• [RECORDS SHOWN]
━━━━━━
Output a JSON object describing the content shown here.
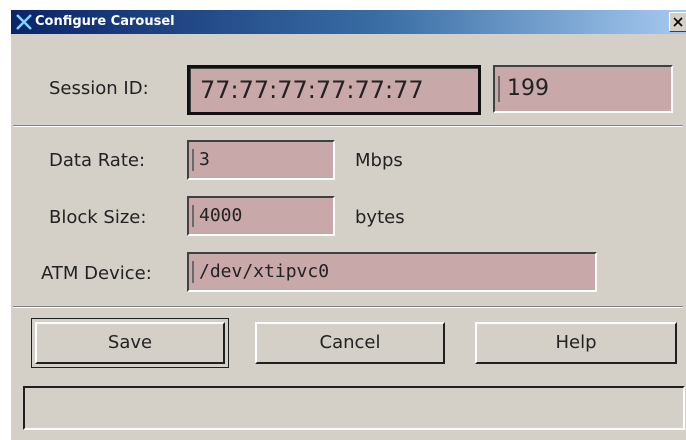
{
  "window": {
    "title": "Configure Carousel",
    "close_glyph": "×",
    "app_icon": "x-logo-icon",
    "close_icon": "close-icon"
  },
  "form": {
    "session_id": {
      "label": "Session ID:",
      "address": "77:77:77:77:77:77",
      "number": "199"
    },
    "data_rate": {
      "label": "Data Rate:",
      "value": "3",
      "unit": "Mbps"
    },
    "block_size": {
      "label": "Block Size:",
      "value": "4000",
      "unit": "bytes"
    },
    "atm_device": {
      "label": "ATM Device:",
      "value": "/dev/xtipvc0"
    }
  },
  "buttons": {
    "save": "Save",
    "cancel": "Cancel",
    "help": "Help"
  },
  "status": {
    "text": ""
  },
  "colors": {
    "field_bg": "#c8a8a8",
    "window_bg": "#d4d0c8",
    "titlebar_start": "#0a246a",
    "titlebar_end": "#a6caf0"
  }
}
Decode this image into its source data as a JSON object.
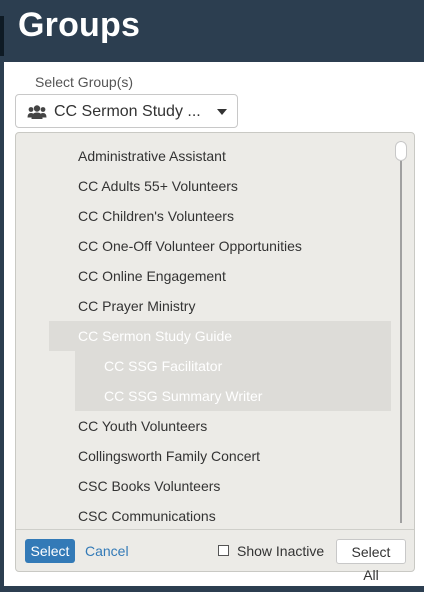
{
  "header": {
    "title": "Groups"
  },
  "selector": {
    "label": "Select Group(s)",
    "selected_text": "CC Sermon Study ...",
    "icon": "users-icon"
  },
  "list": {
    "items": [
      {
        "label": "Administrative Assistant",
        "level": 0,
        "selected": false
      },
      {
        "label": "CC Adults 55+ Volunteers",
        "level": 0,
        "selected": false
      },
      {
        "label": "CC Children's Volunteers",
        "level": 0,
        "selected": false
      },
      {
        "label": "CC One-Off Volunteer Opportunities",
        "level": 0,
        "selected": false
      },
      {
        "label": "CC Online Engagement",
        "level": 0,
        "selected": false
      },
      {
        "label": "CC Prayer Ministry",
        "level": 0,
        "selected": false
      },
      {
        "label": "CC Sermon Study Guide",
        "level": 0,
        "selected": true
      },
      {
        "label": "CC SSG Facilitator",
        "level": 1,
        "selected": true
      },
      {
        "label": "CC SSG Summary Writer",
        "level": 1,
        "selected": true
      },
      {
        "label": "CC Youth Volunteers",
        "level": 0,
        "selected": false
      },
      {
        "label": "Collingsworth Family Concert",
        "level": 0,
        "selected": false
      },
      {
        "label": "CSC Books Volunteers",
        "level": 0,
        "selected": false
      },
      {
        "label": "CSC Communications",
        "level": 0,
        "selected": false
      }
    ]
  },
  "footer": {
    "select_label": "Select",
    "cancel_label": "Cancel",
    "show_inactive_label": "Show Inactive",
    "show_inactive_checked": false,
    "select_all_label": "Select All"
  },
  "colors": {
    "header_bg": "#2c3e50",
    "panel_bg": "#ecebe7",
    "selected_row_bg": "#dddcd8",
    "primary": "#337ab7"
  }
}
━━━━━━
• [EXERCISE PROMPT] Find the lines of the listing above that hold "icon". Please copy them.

• [SOLUTION TO THE EXERCISE]
    "app_icon": "x-logo-icon",
    "close_icon": "close-icon"
    "icon": "users-icon"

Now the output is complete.